WHAT IS NEEDED |
Look through the data below. Pick out the lines holding the string "Tempura".

SUPPLIED RECORDS |
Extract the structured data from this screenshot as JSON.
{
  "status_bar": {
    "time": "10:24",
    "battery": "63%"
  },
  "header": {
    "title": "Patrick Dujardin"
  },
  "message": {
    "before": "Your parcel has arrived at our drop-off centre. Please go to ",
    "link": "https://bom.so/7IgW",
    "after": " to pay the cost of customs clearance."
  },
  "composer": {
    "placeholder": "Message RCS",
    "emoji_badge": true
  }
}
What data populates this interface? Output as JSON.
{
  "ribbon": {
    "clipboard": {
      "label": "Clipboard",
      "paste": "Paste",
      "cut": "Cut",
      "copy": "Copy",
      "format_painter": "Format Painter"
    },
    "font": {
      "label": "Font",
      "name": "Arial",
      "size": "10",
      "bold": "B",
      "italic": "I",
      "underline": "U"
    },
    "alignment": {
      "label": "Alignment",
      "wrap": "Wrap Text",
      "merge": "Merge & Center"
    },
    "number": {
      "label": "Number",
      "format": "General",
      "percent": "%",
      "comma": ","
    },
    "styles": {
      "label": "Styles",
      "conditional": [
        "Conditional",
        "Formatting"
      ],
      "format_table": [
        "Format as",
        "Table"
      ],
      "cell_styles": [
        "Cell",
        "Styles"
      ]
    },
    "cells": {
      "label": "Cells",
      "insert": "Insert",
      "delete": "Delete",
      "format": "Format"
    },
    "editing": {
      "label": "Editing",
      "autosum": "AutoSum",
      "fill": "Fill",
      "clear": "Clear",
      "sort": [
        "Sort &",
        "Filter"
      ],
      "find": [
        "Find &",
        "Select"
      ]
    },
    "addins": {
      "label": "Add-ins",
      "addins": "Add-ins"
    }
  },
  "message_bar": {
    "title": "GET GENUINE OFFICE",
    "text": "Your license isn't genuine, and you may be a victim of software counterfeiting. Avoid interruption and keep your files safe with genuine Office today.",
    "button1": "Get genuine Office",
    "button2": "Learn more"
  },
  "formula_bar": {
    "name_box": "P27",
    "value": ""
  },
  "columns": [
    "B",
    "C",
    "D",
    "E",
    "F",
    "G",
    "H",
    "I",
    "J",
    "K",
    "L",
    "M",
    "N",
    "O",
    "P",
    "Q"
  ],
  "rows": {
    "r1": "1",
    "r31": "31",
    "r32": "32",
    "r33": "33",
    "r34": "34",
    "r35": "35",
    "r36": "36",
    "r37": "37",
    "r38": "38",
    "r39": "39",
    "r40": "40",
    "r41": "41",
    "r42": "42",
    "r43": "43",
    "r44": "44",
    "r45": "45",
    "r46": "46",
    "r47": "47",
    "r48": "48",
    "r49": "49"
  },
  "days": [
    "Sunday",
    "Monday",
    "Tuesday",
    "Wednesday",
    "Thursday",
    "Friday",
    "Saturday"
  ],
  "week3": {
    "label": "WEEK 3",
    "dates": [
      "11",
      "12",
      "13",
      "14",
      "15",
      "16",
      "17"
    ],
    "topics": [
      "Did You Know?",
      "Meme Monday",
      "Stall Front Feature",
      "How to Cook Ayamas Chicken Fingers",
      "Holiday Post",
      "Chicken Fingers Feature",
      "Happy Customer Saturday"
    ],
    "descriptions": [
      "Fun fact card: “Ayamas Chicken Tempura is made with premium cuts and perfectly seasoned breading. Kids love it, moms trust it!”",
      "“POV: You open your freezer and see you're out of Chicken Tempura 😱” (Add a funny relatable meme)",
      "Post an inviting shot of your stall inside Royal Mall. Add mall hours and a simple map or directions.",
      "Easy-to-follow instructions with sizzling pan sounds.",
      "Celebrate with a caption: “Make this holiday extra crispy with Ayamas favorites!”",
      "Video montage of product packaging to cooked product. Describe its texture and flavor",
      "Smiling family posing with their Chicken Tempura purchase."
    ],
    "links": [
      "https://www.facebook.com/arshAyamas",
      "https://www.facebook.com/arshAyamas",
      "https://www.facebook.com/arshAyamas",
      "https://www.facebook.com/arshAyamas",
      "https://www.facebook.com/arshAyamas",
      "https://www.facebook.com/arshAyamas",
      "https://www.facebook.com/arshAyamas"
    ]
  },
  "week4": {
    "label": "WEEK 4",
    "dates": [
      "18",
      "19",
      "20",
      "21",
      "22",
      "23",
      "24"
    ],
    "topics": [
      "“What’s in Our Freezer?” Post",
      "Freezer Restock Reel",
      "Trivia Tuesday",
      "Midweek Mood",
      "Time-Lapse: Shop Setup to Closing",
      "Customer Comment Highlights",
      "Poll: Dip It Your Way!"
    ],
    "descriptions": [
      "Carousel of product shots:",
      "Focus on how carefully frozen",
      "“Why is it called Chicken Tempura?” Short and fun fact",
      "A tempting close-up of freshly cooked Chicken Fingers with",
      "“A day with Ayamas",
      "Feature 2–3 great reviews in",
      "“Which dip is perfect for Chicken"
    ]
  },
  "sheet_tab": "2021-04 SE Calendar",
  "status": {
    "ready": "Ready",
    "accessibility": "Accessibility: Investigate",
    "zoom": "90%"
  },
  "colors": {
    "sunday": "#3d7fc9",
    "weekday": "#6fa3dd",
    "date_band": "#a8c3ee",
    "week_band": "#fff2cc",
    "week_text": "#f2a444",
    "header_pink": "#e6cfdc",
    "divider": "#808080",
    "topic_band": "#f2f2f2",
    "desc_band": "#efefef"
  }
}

ANSWER SPACE |
      "Fun fact card: “Ayamas Chicken Tempura is made with premium cuts and perfectly seasoned breading. Kids love it, moms trust it!”",
      "“POV: You open your freezer and see you're out of Chicken Tempura 😱” (Add a funny relatable meme)",
      "Smiling family posing with their Chicken Tempura purchase."
      "“Why is it called Chicken Tempura?” Short and fun fact",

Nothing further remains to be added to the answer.